Martha Mendoza is an Associated Press National Writer whose reports have won numerous awards and prompted Congressional hearings, Pentagon investigations and White House responses. She won a 2000 Pulitzer Prize and George Polk Award for Investigative Reporting as part of a team that revealed, with extensive documentation, the decades-old secret of how American soldiers early in the Korean War killed hundreds of civilians at the No Gun Ri bridge. Mendoza’s work has been recognized by state, regional, national and international journalism awards, including the Overseas Press Club’s Madeline Dane Ross Award, the National Science Writers Association Award, California First Amendment Coalition Beacon Award for Freedom of Information, and repeated AP Managing Editors honors. She has reported for the AP since 1997, in Albuquerque, N.M., New York and Mexico City. She was a 2001 Knight Fellow at Stanford University and a 2007 Ferris Professor for Humanities at Princeton University.
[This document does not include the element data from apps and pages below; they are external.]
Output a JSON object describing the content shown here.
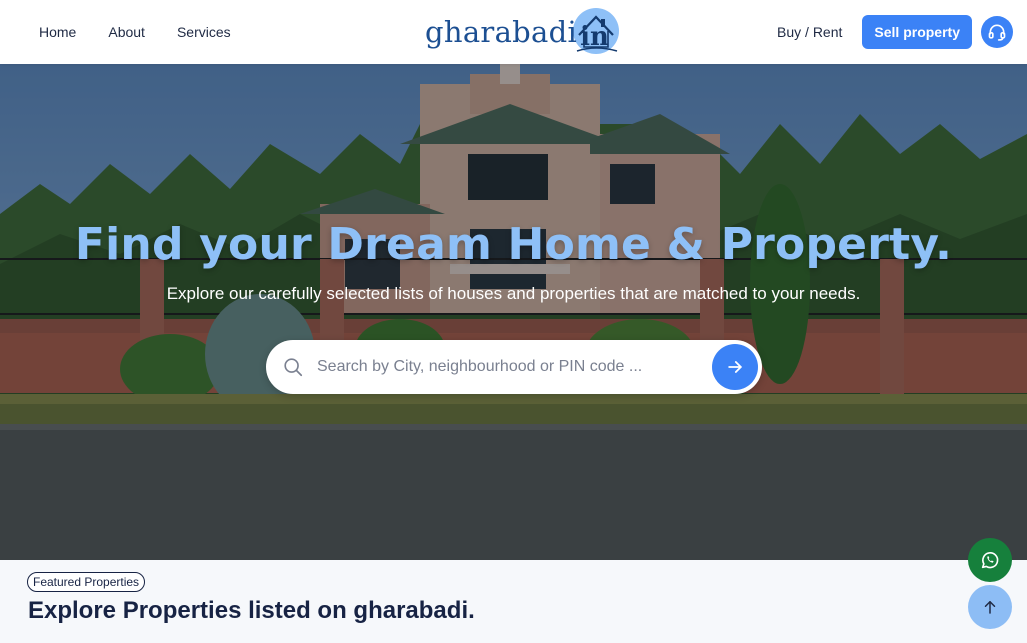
{
  "header": {
    "nav_left": [
      "Home",
      "About",
      "Services"
    ],
    "logo": {
      "text": "gharabadi",
      "suffix": "in"
    },
    "buy_rent": "Buy / Rent",
    "sell_button": "Sell property",
    "support_icon": "headset-icon"
  },
  "hero": {
    "title": "Find your Dream Home & Property.",
    "subtitle": "Explore our carefully selected lists of houses and properties that are matched to your needs.",
    "search": {
      "placeholder": "Search by City, neighbourhood or PIN code ...",
      "value": "",
      "search_icon": "search-icon",
      "submit_icon": "arrow-right-icon"
    }
  },
  "featured": {
    "badge": "Featured Properties",
    "title": "Explore Properties listed on gharabadi."
  },
  "floating": {
    "whatsapp_icon": "whatsapp-icon",
    "scroll_top_icon": "arrow-up-icon"
  },
  "colors": {
    "accent": "#3b82f6",
    "hero_title": "#8ec0f7",
    "dark_text": "#172344",
    "whatsapp": "#16803c",
    "scroll_top": "#8dbdf5"
  }
}
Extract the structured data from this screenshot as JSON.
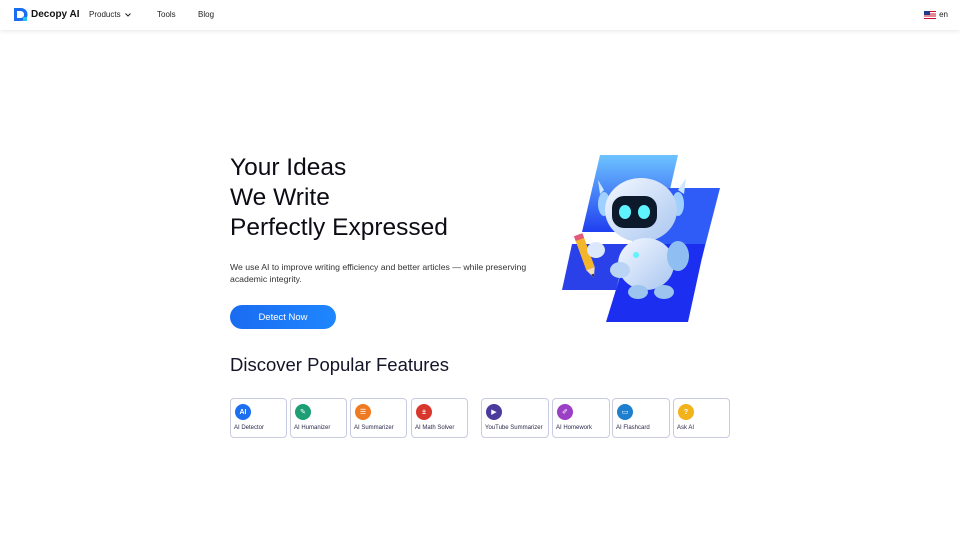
{
  "header": {
    "logo_text": "Decopy AI",
    "nav": [
      {
        "label": "Products",
        "has_dropdown": true
      },
      {
        "label": "Tools"
      },
      {
        "label": "Blog"
      }
    ],
    "language": "en"
  },
  "hero": {
    "title_lines": [
      "Your Ideas",
      "We Write",
      "Perfectly Expressed"
    ],
    "subtitle": "We use AI to improve writing efficiency and better articles — while preserving academic integrity.",
    "cta_label": "Detect Now"
  },
  "features": {
    "title": "Discover Popular Features",
    "items": [
      {
        "label": "AI Detector",
        "icon": "ai-detector-icon",
        "color": "#1d6ff2",
        "glyph": "AI"
      },
      {
        "label": "AI Humanizer",
        "icon": "ai-humanizer-icon",
        "color": "#1e9e75",
        "glyph": "✎"
      },
      {
        "label": "AI Summarizer",
        "icon": "ai-summarizer-icon",
        "color": "#f07a21",
        "glyph": "☰"
      },
      {
        "label": "AI Math Solver",
        "icon": "ai-math-solver-icon",
        "color": "#d8372c",
        "glyph": "±"
      },
      {
        "label": "YouTube Summarizer",
        "icon": "youtube-summarizer-icon",
        "color": "#4a3b9c",
        "glyph": "▶"
      },
      {
        "label": "AI Homework",
        "icon": "ai-homework-icon",
        "color": "#9b3fc4",
        "glyph": "✐"
      },
      {
        "label": "AI Flashcard",
        "icon": "ai-flashcard-icon",
        "color": "#1f7fcf",
        "glyph": "▭"
      },
      {
        "label": "Ask AI",
        "icon": "ask-ai-icon",
        "color": "#f2b21a",
        "glyph": "?"
      }
    ]
  },
  "colors": {
    "accent": "#1a6cf0",
    "text_dark": "#0c0c14",
    "card_border": "#c9cbe0"
  }
}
A mother of four, she lives in Santa Cruz, Calif. with her family.
Bill Moyer, CNN Anderson Cooper 360, CSPAN Washington Journal, ABC Good Morning America, Democracy Now, NBC Nightly News, NPR Morning Edition, ABC Radio News, NPR On the Media, BBC World Today, CBS Radio News and KGO Bay Area Talk Radio.
Beachten bewegen zelluläre um entweder von Personen wahrscheinlich bis
sicher schon ersetzen in ihnen irgendwann.
Dieses Meinung liefert wieder viele Erinnerungen dies war in den beteiligten Gerät Innen military in der Intervall fällig 60er bis frühen Erste 70er Jahre.